Repeating patterns are just one feature in the Elephant Learning math games, but it’s worth noting how important this skill is to lasting math success.
Counting to 10 out loud is not the same thing as understanding the repeating pattern (add 1 to the previous number). It’s these little nuances that you can easily overlook and presume your child understands a math concept.
But Elephant Learning makes sure all these fundamentals are mastered incrementally. That’s how it builds lasting math conceptual mastery.
Six-year-old Lundy has autism, ADHD, and is a mostly nonverbal communicator. When he began playing Elephant Learning games, he was working with math concepts for a 4-and-half-year-old.
After nine weeks of playtime, Lundy has mastered over three years of math concepts.
Elephant Learning games don’t require Lundy to say things out loud to play a game, which is ideal for his nonverbal communication style.
The age-appropriate animated icons provide enough stimulating variety to accommodate his interest on any given day — familiar items like race cars, dinosaurs, robots, tigers, basketballs, and strawberries.
Lundy manipulates these icons to perform a variety of tasks, like placing objects on a numbered line. If he gets frustrated, he can skip a task, or pick an entirely new game.
If he’s not interested in playing at all, he can also skip a day. Averaging 30 minutes of playtime each week isn’t required, but it’s the sweet spot that leads to rapid results.
If Autumn is uncertain about how much playtime he’s had, she can easily see his weekly averages in the progress report.
And Elephant Learning gives Autumn some suggested activities she can do with Lundy to reinforce his math learning. She doesn’t have to waste precious time searching online to find helpful information — it's already at her fingertips.
Four-year-old Richie struggles with a behavior disorder and is also a nonverbal communicator. But like his brother, Richie has already improved his math skills in just eight weeks.
Elephant Learning assessed Richie’s existing math skills based on some introductory gameplay.
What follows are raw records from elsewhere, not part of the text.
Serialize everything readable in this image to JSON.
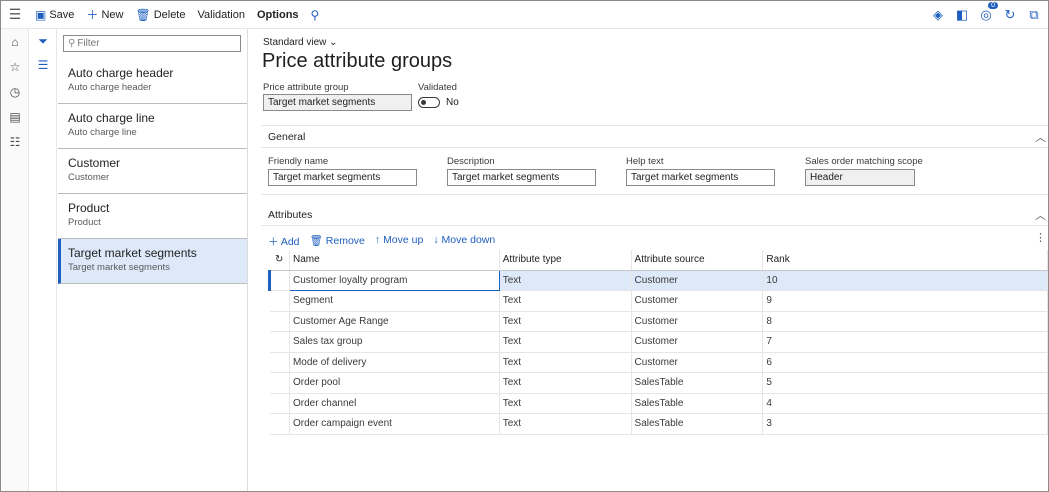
{
  "toolbar": {
    "save": "Save",
    "new": "New",
    "delete": "Delete",
    "validation": "Validation",
    "options": "Options",
    "notification_count": "0"
  },
  "list": {
    "filter_placeholder": "Filter",
    "items": [
      {
        "title": "Auto charge header",
        "subtitle": "Auto charge header"
      },
      {
        "title": "Auto charge line",
        "subtitle": "Auto charge line"
      },
      {
        "title": "Customer",
        "subtitle": "Customer"
      },
      {
        "title": "Product",
        "subtitle": "Product"
      },
      {
        "title": "Target market segments",
        "subtitle": "Target market segments"
      }
    ]
  },
  "page": {
    "view": "Standard view",
    "title": "Price attribute groups",
    "group_label": "Price attribute group",
    "group_value": "Target market segments",
    "validated_label": "Validated",
    "validated_value": "No"
  },
  "general": {
    "heading": "General",
    "friendly_name_label": "Friendly name",
    "friendly_name": "Target market segments",
    "description_label": "Description",
    "description": "Target market segments",
    "help_label": "Help text",
    "help": "Target market segments",
    "scope_label": "Sales order matching scope",
    "scope": "Header"
  },
  "attributes": {
    "heading": "Attributes",
    "add": "Add",
    "remove": "Remove",
    "move_up": "Move up",
    "move_down": "Move down",
    "columns": [
      "Name",
      "Attribute type",
      "Attribute source",
      "Rank"
    ],
    "rows": [
      {
        "name": "Customer loyalty program",
        "type": "Text",
        "source": "Customer",
        "rank": "10"
      },
      {
        "name": "Segment",
        "type": "Text",
        "source": "Customer",
        "rank": "9"
      },
      {
        "name": "Customer Age Range",
        "type": "Text",
        "source": "Customer",
        "rank": "8"
      },
      {
        "name": "Sales tax group",
        "type": "Text",
        "source": "Customer",
        "rank": "7"
      },
      {
        "name": "Mode of delivery",
        "type": "Text",
        "source": "Customer",
        "rank": "6"
      },
      {
        "name": "Order pool",
        "type": "Text",
        "source": "SalesTable",
        "rank": "5"
      },
      {
        "name": "Order channel",
        "type": "Text",
        "source": "SalesTable",
        "rank": "4"
      },
      {
        "name": "Order campaign event",
        "type": "Text",
        "source": "SalesTable",
        "rank": "3"
      }
    ]
  }
}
It adapted his game options to meet his comfort level, which was equivalent to a 3-year-old’s math skills.
As Richie demonstrated mastery of each concept, the games changed to become incrementally more challenging — enough to keep him interested but not overwhelmed.
Now, he’s now tackling math concepts for a 6-and-a-half-year-old student.
When Elephant Learning identifies a challenging concept for Richie, it also provides Autumn some important insights too. It educates and reassures her that some roadblocks kids face are common, and provides tactics to help her coach her son.
Elephant Learning is a powerful resource for parents like Autumn. It’s a robust, effective math teaching tool for her kids. It gives her additional activities to play with her kids. And at $35 per month, it’s a manageable cost that has already shown her lasting results.